| Student Tested And Approved! If you suffer from math anxiety, then sign up for private tutoring with Bob Miller! Do logarithms, sines, and cosines leave you in a cold sweat? Vectors and derivatives send stress signals to your brain? If so, them you are like the many thousands of students--students of all ages, all levels--who are anxiously trying to master math. Particularly calculus. Luckily, there is a cure: Bob Miller's Calc for the Clueless series! Like the teacher you always wished you had (but never thought existed), Bob Miller brings a combination of knowledge, empathy and fun to this often troubling subject. He breaks down the learning process in an easy, nontechnical way and builds it up again using his own unique methods. ``Basically, the Clueless books are my notes. Exactly the way I teach: friendly, clear. . .with some humor and plenty of emotion!!'' Meant to bridge the gap between the student, the textbook, and the teacher, Calc for the Clueless is packed with all the information you need to conquer calc. In this first edition of alc II are: anxiety-reducing features on every page; quick-take methods that fit short study sessions (and short attention spans); Green's theorem, Stoke's theorem, and others; more information on max, min, and La Grange; derivatives in many directions; plus curves and limits in 1D, 2D, and 3D. ''I am always delighted when a student tells me that he or she hated math. . .but taking a class with me has made math understandable. . .even enjoyable.'' Now it's your turn. Sharpen you #2 pencils and let Bob Miller show you how to never be clueless again! Calc for the Clueless series Precalc with Trig, 2nd edition perfect for High School students, students in AP math courses, or college students who need a refresher; a great primer for the SATs Calc I 2nd edition, Calc II 2nd edition, Calc III First edition, designed for first- and second-year college students enrolled in a course calculus sequence, or AP Calculus high school students.

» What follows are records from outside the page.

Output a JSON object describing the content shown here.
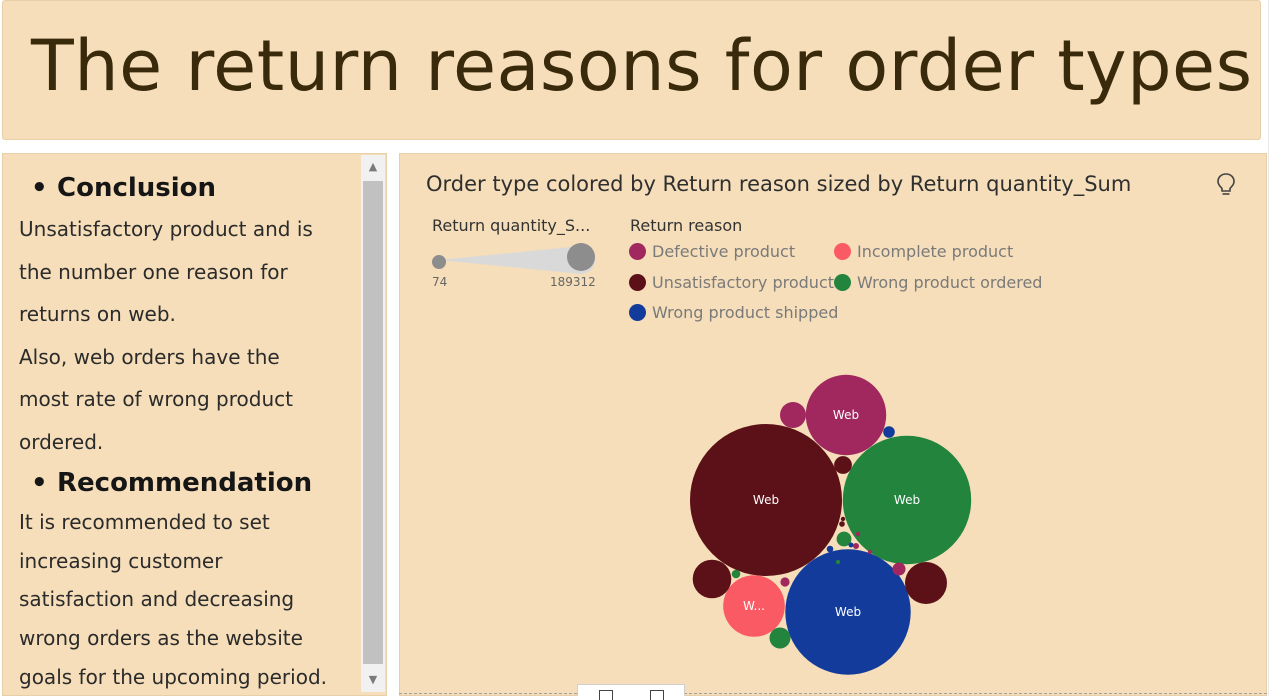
{
  "title": "The return reasons for order types",
  "text_panel": {
    "conclusion_heading": "Conclusion",
    "conclusion_lines": [
      "Unsatisfactory product and is",
      "the number one reason for",
      "returns on web.",
      "Also, web orders have the",
      "most rate of wrong product",
      "ordered."
    ],
    "recommendation_heading": "Recommendation",
    "recommendation_lines": [
      "It is recommended to set",
      "increasing customer",
      "satisfaction and decreasing",
      "wrong orders as the website",
      "goals for the upcoming period."
    ]
  },
  "chart_data": {
    "type": "bubble",
    "title": "Order type colored by Return reason sized by Return quantity_Sum",
    "size_legend": {
      "title": "Return quantity_S...",
      "min_label": "74",
      "max_label": "189312"
    },
    "color_legend": {
      "title": "Return reason",
      "entries": [
        {
          "name": "Defective product",
          "color": "#a0285e"
        },
        {
          "name": "Incomplete product",
          "color": "#fa5a64"
        },
        {
          "name": "Unsatisfactory product",
          "color": "#5c1118"
        },
        {
          "name": "Wrong product ordered",
          "color": "#23843e"
        },
        {
          "name": "Wrong product shipped",
          "color": "#133b9b"
        }
      ]
    },
    "bubbles": [
      {
        "label": "Web",
        "reason": "Unsatisfactory product",
        "value": 189312
      },
      {
        "label": "Web",
        "reason": "Wrong product ordered",
        "value": 135000
      },
      {
        "label": "Web",
        "reason": "Wrong product shipped",
        "value": 129000
      },
      {
        "label": "Web",
        "reason": "Defective product",
        "value": 53000
      },
      {
        "label": "W...",
        "reason": "Incomplete product",
        "value": 31000
      },
      {
        "label": "",
        "reason": "Unsatisfactory product",
        "value": 14500
      },
      {
        "label": "",
        "reason": "Unsatisfactory product",
        "value": 12200
      },
      {
        "label": "",
        "reason": "Defective product",
        "value": 5500
      },
      {
        "label": "",
        "reason": "Wrong product ordered",
        "value": 3600
      },
      {
        "label": "",
        "reason": "Unsatisfactory product",
        "value": 2600
      },
      {
        "label": "",
        "reason": "Wrong product ordered",
        "value": 1800
      },
      {
        "label": "",
        "reason": "Defective product",
        "value": 1400
      },
      {
        "label": "",
        "reason": "Wrong product shipped",
        "value": 1100
      },
      {
        "label": "",
        "reason": "Defective product",
        "value": 700
      },
      {
        "label": "",
        "reason": "Wrong product ordered",
        "value": 600
      },
      {
        "label": "",
        "reason": "Wrong product shipped",
        "value": 350
      },
      {
        "label": "",
        "reason": "Defective product",
        "value": 300
      },
      {
        "label": "",
        "reason": "Unsatisfactory product",
        "value": 250
      },
      {
        "label": "",
        "reason": "Wrong product shipped",
        "value": 200
      },
      {
        "label": "",
        "reason": "Defective product",
        "value": 150
      },
      {
        "label": "",
        "reason": "Wrong product ordered",
        "value": 120
      },
      {
        "label": "",
        "reason": "Unsatisfactory product",
        "value": 100
      },
      {
        "label": "",
        "reason": "Defective product",
        "value": 74
      }
    ]
  }
}
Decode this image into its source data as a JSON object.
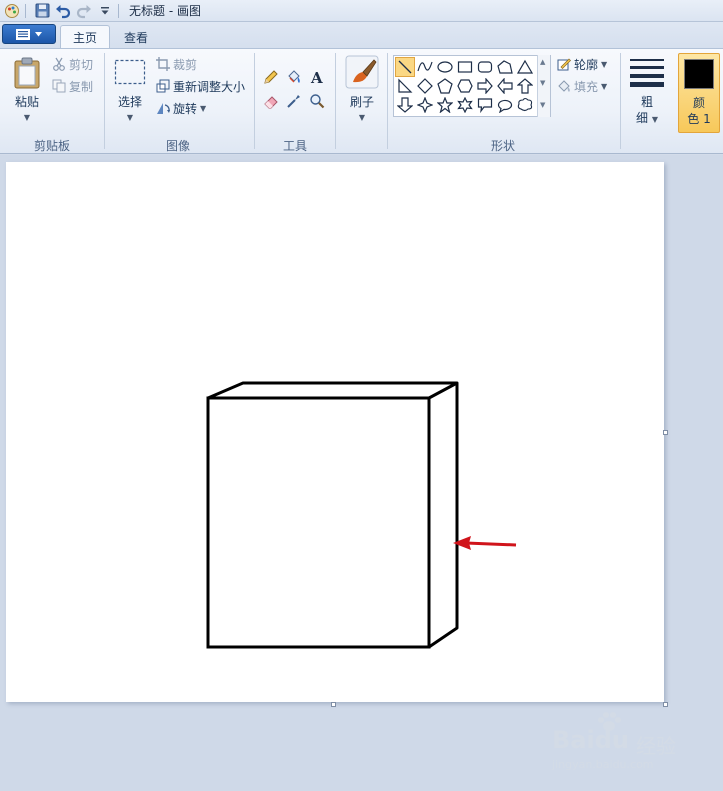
{
  "window": {
    "title": "无标题 - 画图"
  },
  "tabs": [
    {
      "label": "主页",
      "active": true
    },
    {
      "label": "查看",
      "active": false
    }
  ],
  "ribbon": {
    "clipboard": {
      "group_label": "剪贴板",
      "paste": "粘贴",
      "cut": "剪切",
      "copy": "复制"
    },
    "image": {
      "group_label": "图像",
      "select": "选择",
      "crop": "裁剪",
      "resize": "重新调整大小",
      "rotate": "旋转"
    },
    "tools": {
      "group_label": "工具"
    },
    "brushes": {
      "label": "刷子"
    },
    "shapes": {
      "group_label": "形状",
      "outline": "轮廓",
      "fill": "填充"
    },
    "size": {
      "label_line1": "粗",
      "label_line2": "细"
    },
    "color1": {
      "label_line1": "颜",
      "label_line2": "色 1",
      "value": "#000000"
    }
  },
  "watermark": {
    "brand": "Baidu",
    "brand_cn": "经验",
    "url": "jingyan.baidu.com"
  },
  "colors": {
    "accent": "#f7c85a",
    "arrow": "#d0141b"
  }
}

**About the Author** Bob Miller (East Brunswick, NJ) has been a lecturer in Mathematics at City College of New York, a branch of the City University of New York, for more than twenty-eight years. |